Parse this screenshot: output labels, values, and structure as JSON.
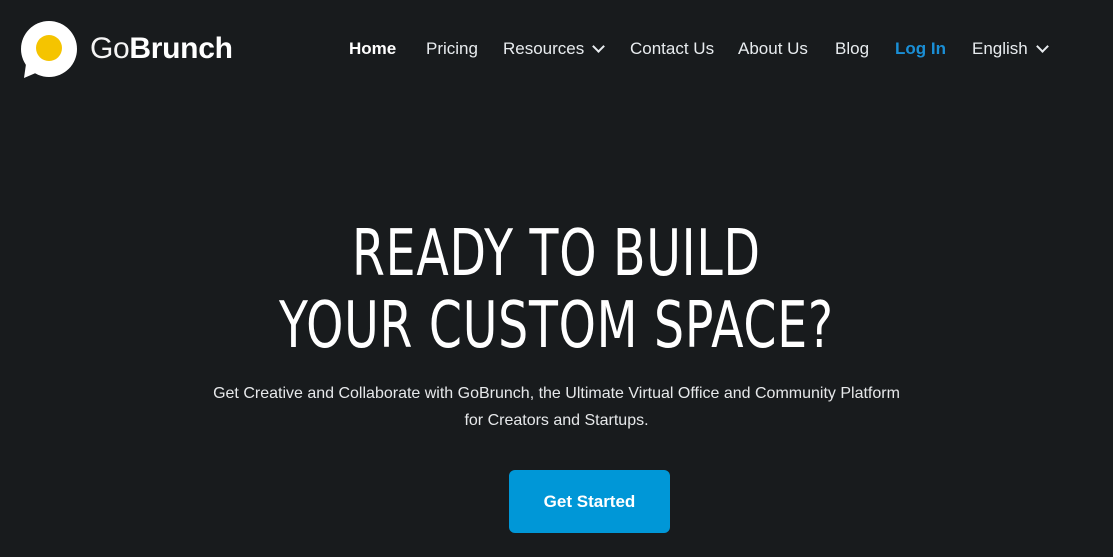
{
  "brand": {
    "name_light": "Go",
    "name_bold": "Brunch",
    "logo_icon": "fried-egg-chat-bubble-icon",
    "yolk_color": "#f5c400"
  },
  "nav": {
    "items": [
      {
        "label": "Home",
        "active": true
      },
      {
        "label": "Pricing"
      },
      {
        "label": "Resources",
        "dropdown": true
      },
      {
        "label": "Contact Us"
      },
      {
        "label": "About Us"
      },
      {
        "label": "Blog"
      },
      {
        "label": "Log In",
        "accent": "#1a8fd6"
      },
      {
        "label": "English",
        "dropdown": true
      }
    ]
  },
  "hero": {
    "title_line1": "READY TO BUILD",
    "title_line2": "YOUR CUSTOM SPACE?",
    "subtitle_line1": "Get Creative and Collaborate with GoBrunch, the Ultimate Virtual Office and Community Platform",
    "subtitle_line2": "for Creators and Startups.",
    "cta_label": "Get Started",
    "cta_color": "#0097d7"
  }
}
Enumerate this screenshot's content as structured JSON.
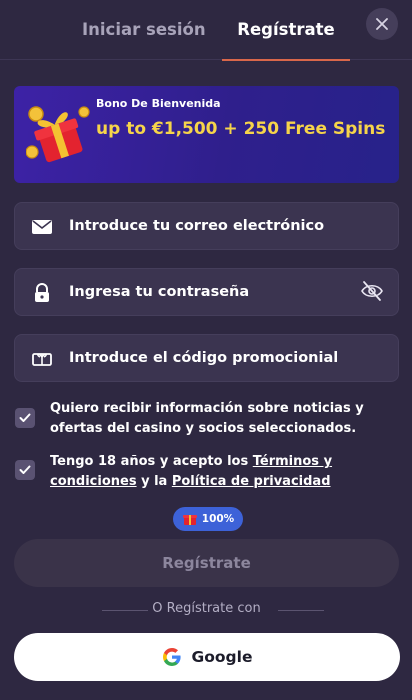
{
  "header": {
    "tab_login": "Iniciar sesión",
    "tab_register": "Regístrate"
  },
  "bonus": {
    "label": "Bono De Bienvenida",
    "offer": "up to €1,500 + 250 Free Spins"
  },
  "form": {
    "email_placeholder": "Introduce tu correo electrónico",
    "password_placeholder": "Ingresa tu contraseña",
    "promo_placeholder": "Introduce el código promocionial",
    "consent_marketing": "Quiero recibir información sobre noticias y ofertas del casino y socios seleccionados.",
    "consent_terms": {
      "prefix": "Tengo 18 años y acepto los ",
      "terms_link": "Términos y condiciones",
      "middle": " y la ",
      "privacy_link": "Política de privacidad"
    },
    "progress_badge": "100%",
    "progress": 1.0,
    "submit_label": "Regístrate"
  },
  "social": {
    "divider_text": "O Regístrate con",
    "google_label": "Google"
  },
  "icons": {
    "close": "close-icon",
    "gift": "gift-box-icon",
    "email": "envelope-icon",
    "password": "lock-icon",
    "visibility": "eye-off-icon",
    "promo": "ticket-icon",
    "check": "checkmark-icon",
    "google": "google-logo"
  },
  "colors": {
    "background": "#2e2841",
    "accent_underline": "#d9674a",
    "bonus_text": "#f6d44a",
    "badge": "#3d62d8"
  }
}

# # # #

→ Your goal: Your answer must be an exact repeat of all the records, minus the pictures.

→ Response area:
Parse this screenshot: output labels, values, and structure as JSON.
{
  "brand": {
    "name_light": "Go",
    "name_bold": "Brunch",
    "logo_icon": "fried-egg-chat-bubble-icon",
    "yolk_color": "#f5c400"
  },
  "nav": {
    "items": [
      {
        "label": "Home",
        "active": true
      },
      {
        "label": "Pricing"
      },
      {
        "label": "Resources",
        "dropdown": true
      },
      {
        "label": "Contact Us"
      },
      {
        "label": "About Us"
      },
      {
        "label": "Blog"
      },
      {
        "label": "Log In",
        "accent": "#1a8fd6"
      },
      {
        "label": "English",
        "dropdown": true
      }
    ]
  },
  "hero": {
    "title_line1": "READY TO BUILD",
    "title_line2": "YOUR CUSTOM SPACE?",
    "subtitle_line1": "Get Creative and Collaborate with GoBrunch, the Ultimate Virtual Office and Community Platform",
    "subtitle_line2": "for Creators and Startups.",
    "cta_label": "Get Started",
    "cta_color": "#0097d7"
  }
}
Enumerate this screenshot's content as structured JSON.
{
  "header": {
    "tab_login": "Iniciar sesión",
    "tab_register": "Regístrate"
  },
  "bonus": {
    "label": "Bono De Bienvenida",
    "offer": "up to €1,500 + 250 Free Spins"
  },
  "form": {
    "email_placeholder": "Introduce tu correo electrónico",
    "password_placeholder": "Ingresa tu contraseña",
    "promo_placeholder": "Introduce el código promocionial",
    "consent_marketing": "Quiero recibir información sobre noticias y ofertas del casino y socios seleccionados.",
    "consent_terms": {
      "prefix": "Tengo 18 años y acepto los ",
      "terms_link": "Términos y condiciones",
      "middle": " y la ",
      "privacy_link": "Política de privacidad"
    },
    "progress_badge": "100%",
    "progress": 1.0,
    "submit_label": "Regístrate"
  },
  "social": {
    "divider_text": "O Regístrate con",
    "google_label": "Google"
  },
  "icons": {
    "close": "close-icon",
    "gift": "gift-box-icon",
    "email": "envelope-icon",
    "password": "lock-icon",
    "visibility": "eye-off-icon",
    "promo": "ticket-icon",
    "check": "checkmark-icon",
    "google": "google-logo"
  },
  "colors": {
    "background": "#2e2841",
    "accent_underline": "#d9674a",
    "bonus_text": "#f6d44a",
    "badge": "#3d62d8"
  }
}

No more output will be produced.